■ **Work instructions**
Wherever a line of the data contains "notes", copy that line.

(Dataset rows for apps and sites)
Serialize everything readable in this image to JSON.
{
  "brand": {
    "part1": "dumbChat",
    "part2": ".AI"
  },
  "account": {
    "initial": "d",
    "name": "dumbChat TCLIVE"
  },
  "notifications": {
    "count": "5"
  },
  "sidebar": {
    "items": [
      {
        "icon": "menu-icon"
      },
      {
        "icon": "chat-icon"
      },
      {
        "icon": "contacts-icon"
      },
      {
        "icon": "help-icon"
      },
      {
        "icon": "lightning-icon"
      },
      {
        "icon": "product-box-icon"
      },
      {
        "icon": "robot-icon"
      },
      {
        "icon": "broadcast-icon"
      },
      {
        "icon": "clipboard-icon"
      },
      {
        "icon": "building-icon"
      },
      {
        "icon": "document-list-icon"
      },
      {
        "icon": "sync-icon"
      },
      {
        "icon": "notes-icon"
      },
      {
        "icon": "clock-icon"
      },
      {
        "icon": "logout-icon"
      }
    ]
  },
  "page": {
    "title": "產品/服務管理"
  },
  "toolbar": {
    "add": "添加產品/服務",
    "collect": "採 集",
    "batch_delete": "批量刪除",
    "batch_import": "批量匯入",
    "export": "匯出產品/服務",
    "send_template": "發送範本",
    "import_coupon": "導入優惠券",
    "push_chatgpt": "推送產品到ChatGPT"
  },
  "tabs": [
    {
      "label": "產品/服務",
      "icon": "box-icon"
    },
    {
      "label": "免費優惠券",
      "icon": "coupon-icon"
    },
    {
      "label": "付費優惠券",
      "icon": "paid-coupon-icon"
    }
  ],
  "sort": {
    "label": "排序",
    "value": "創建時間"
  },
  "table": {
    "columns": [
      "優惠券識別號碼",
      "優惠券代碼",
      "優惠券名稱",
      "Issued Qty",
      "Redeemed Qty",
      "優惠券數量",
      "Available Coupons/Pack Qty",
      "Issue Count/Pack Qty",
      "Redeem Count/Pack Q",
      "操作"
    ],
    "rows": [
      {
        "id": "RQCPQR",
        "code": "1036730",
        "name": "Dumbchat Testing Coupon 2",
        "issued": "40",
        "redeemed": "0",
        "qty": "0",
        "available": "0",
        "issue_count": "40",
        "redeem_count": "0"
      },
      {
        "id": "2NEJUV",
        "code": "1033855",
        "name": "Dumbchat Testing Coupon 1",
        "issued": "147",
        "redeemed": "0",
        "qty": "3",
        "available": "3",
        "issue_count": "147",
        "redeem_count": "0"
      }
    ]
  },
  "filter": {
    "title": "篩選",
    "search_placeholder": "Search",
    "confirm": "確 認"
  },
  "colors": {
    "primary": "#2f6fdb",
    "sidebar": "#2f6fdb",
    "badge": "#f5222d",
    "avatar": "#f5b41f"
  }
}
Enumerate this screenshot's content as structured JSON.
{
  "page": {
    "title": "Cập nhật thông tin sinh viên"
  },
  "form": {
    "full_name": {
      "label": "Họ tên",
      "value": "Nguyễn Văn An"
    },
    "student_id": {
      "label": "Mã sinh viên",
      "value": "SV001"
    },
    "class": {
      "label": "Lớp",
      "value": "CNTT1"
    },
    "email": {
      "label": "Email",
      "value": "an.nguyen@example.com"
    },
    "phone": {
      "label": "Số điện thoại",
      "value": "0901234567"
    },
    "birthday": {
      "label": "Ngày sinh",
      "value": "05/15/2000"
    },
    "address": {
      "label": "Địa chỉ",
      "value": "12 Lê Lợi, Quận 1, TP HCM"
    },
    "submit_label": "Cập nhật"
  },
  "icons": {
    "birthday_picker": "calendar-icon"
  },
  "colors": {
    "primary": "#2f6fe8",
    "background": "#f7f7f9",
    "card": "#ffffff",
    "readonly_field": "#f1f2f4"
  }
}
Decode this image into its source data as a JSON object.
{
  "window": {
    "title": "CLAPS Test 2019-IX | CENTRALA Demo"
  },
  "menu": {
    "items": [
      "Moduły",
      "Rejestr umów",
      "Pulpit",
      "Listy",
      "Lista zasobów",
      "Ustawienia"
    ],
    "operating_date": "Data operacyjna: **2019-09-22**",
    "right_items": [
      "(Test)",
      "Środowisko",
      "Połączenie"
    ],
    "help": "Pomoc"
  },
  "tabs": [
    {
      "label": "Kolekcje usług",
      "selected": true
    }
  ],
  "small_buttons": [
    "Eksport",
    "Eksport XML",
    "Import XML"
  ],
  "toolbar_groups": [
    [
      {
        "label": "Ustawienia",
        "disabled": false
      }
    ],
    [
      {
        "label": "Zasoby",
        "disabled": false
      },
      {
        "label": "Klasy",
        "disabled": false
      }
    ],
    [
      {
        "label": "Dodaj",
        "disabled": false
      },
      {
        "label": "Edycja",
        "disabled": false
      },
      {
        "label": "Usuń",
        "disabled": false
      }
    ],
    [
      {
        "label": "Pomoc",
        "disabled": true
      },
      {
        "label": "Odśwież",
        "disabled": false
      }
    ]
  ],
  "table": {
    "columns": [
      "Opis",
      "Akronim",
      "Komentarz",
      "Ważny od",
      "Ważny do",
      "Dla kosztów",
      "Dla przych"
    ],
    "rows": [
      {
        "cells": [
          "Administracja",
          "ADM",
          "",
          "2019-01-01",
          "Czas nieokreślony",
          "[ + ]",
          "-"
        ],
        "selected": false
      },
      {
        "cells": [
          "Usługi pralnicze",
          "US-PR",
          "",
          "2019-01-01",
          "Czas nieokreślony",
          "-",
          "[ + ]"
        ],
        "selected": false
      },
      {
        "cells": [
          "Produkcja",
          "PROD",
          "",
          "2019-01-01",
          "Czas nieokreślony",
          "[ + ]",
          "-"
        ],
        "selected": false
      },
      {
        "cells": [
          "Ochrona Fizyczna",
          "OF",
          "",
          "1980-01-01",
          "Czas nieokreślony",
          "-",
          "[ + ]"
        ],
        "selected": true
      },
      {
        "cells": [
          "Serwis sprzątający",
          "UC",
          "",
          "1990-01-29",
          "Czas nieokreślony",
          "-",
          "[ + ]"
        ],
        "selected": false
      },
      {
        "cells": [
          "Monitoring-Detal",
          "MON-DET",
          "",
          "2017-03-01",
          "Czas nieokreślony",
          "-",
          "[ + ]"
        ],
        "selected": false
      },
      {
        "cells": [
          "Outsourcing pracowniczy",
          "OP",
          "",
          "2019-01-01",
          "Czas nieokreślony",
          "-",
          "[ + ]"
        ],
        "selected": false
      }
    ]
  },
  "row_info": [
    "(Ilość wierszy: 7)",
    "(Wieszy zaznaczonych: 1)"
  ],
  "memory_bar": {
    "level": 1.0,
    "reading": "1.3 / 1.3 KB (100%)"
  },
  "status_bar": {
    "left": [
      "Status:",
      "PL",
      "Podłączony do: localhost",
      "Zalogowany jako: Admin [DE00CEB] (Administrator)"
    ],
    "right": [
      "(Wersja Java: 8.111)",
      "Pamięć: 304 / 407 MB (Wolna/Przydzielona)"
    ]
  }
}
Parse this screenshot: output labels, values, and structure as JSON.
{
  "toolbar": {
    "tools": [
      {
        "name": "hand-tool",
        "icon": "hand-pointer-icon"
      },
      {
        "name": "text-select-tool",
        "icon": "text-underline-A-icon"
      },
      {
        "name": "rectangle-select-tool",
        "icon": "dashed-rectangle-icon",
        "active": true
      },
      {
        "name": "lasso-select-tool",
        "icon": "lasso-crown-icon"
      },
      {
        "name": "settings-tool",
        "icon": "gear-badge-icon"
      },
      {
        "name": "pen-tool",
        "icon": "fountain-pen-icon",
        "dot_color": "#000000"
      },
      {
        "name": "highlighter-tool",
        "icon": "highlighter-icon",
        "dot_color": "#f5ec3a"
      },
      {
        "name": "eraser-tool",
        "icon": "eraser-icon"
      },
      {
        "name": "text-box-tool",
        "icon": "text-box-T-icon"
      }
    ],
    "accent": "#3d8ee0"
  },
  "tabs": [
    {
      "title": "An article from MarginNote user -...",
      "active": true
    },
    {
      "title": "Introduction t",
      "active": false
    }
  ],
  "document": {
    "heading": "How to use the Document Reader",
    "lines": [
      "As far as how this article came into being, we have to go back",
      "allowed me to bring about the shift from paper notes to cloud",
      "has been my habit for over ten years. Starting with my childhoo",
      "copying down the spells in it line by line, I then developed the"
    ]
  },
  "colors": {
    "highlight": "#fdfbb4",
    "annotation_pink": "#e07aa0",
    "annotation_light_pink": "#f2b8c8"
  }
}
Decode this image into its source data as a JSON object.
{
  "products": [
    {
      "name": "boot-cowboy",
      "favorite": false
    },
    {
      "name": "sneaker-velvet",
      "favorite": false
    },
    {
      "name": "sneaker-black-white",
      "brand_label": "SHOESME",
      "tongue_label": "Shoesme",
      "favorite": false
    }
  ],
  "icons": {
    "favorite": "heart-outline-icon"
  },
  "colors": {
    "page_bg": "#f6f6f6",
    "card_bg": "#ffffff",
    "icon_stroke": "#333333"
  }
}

■ **Task answer**
        "icon": "notes-icon"
      "allowed me to bring about the shift from paper notes to cloud",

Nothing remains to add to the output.